[DATA SUPPLIED]
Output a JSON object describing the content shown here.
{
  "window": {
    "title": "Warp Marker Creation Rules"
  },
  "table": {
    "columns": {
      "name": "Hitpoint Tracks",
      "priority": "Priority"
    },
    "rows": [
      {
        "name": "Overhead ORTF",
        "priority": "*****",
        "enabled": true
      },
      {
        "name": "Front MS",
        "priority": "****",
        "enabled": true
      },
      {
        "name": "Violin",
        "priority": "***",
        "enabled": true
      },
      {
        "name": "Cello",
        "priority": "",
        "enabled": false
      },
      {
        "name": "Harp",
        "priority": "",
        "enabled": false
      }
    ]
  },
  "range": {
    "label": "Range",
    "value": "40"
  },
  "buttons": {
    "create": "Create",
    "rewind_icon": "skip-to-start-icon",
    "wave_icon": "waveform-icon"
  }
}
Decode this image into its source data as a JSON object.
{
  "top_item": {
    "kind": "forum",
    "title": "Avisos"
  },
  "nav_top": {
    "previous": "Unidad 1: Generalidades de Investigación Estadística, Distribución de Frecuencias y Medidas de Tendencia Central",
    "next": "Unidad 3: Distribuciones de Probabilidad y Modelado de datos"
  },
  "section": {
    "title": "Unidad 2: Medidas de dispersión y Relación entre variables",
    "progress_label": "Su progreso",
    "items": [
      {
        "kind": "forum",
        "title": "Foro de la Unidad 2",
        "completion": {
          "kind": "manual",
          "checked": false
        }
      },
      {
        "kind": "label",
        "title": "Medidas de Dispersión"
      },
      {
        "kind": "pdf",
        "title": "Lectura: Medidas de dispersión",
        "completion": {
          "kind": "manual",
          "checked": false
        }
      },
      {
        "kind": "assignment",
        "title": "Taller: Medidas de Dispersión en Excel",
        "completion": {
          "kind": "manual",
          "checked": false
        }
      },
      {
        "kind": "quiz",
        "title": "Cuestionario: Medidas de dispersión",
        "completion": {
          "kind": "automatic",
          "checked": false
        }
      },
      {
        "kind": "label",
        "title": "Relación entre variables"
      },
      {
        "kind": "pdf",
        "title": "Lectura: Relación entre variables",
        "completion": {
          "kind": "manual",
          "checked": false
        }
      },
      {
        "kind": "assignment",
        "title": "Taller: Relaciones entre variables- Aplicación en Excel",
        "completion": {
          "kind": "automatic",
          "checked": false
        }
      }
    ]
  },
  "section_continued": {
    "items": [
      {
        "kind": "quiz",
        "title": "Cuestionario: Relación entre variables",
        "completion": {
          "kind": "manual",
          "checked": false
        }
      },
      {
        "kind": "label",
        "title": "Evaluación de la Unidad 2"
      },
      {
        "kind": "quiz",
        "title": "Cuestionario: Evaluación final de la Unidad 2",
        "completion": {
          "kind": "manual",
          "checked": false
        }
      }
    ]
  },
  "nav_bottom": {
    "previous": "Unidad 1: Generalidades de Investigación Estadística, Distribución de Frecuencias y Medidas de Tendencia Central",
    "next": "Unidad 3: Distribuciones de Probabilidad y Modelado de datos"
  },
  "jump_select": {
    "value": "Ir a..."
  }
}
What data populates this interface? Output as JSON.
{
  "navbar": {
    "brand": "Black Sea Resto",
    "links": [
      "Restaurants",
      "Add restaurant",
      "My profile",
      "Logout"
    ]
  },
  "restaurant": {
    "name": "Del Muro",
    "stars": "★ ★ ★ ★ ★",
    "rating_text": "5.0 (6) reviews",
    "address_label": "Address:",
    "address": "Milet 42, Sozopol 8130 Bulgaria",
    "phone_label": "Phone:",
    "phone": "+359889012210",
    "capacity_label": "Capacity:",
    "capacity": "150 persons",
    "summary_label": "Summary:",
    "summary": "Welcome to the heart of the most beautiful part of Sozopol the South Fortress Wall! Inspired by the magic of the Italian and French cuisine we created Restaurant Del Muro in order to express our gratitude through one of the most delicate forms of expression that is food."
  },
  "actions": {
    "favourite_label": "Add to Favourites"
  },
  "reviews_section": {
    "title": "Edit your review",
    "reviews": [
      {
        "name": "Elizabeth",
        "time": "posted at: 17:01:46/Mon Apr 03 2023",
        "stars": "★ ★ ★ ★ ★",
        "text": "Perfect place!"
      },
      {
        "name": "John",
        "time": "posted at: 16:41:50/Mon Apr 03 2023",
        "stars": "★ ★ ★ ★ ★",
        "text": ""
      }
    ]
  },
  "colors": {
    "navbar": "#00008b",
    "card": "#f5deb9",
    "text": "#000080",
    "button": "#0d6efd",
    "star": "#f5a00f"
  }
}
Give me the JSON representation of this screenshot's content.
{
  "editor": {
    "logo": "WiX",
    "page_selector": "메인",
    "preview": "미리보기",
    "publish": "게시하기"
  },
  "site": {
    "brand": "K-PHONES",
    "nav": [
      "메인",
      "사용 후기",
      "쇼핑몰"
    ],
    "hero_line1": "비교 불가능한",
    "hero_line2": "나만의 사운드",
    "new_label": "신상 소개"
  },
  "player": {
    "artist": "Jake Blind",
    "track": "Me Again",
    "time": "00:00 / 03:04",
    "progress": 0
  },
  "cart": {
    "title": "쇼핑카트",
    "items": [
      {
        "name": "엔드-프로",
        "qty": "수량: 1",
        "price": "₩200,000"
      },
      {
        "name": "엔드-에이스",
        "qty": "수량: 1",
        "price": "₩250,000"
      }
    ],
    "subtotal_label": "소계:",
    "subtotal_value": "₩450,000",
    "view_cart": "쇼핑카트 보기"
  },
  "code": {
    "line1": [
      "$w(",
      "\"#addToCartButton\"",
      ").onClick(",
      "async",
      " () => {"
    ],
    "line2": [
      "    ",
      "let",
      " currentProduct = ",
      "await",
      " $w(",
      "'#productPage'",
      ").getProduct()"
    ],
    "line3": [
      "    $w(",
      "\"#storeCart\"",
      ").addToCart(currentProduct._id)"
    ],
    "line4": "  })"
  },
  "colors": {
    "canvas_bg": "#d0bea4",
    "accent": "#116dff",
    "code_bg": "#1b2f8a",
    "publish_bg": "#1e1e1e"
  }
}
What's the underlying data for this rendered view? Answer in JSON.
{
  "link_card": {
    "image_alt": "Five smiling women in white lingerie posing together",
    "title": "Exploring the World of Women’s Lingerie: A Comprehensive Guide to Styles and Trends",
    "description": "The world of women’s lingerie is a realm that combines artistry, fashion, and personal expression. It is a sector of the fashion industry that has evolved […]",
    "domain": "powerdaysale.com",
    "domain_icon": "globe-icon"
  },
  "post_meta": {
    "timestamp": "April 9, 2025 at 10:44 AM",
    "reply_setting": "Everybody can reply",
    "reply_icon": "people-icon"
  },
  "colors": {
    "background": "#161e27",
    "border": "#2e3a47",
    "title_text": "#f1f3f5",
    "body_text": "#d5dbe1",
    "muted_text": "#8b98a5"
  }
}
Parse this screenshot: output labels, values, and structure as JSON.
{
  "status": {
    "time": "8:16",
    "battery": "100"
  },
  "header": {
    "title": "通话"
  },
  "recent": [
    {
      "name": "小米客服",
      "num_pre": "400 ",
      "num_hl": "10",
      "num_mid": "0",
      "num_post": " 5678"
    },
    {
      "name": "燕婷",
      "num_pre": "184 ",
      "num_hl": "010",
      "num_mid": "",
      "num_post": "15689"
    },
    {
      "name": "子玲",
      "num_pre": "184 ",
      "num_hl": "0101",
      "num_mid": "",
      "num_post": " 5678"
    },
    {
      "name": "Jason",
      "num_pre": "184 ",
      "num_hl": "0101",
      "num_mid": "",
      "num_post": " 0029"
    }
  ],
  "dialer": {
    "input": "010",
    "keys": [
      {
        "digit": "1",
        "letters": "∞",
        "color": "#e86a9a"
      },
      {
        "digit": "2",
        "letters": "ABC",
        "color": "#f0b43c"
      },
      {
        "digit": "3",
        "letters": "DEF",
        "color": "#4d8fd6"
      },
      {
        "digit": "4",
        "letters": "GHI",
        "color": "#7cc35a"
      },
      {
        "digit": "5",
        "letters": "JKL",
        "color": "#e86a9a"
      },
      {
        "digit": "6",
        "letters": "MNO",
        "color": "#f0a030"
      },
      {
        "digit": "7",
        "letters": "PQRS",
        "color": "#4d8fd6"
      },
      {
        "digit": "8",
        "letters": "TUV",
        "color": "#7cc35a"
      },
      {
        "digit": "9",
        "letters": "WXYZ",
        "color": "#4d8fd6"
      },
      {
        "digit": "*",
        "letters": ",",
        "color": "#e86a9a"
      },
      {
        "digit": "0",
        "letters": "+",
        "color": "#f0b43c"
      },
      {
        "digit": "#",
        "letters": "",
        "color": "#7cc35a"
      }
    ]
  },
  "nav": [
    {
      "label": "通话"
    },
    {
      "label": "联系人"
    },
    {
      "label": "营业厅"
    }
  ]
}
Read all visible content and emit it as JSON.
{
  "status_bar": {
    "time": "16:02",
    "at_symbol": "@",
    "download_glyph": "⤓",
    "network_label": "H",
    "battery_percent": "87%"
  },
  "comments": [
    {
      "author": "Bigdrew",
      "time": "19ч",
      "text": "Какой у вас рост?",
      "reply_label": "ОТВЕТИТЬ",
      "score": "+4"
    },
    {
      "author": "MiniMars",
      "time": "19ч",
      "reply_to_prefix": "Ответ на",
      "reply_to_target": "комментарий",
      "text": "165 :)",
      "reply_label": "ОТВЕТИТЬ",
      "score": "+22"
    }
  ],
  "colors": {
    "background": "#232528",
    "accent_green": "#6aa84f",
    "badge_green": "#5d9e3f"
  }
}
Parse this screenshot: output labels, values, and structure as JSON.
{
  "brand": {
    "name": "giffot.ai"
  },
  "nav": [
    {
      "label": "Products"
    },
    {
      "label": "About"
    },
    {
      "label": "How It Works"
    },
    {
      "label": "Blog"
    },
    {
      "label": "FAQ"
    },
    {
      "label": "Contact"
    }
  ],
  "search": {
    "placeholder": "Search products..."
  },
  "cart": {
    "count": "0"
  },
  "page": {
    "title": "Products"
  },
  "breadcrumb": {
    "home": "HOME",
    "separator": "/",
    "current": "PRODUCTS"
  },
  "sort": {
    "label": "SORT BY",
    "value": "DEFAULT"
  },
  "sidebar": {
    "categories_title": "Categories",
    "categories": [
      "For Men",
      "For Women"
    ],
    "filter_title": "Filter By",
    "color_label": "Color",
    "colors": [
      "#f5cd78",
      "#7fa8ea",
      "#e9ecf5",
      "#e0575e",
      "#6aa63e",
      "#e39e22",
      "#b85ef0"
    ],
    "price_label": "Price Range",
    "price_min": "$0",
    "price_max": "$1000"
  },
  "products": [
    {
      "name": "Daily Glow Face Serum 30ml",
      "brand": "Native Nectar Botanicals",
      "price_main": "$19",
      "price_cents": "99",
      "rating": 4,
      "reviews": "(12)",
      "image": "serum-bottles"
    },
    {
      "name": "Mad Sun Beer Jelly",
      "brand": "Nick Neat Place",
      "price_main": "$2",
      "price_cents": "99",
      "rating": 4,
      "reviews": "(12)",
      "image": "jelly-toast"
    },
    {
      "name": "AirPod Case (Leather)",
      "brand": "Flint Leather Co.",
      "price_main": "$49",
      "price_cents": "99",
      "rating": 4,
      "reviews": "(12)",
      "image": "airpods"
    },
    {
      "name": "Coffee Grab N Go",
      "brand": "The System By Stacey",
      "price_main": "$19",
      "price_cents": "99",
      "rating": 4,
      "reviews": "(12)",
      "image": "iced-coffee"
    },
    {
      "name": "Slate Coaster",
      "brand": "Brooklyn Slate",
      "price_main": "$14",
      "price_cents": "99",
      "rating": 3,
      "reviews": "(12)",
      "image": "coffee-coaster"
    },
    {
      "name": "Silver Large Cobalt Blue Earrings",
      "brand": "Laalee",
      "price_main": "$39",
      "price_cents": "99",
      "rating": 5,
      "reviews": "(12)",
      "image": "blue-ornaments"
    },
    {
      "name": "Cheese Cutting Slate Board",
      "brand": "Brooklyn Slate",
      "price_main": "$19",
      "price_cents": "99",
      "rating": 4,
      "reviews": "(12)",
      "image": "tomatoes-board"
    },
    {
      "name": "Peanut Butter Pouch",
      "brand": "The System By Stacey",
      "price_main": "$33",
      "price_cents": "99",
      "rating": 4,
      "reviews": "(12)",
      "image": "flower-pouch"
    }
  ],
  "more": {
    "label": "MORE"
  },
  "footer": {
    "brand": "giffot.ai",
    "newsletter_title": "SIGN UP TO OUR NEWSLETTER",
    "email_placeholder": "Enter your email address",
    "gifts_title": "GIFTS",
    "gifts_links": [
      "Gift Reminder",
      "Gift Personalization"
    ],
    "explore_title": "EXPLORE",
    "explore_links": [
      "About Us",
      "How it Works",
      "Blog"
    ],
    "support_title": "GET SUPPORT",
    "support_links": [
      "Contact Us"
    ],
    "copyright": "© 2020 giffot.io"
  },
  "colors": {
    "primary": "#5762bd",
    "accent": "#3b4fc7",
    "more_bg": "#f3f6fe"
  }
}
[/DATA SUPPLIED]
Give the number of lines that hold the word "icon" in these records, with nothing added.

## EXERCISE SOLUTION
4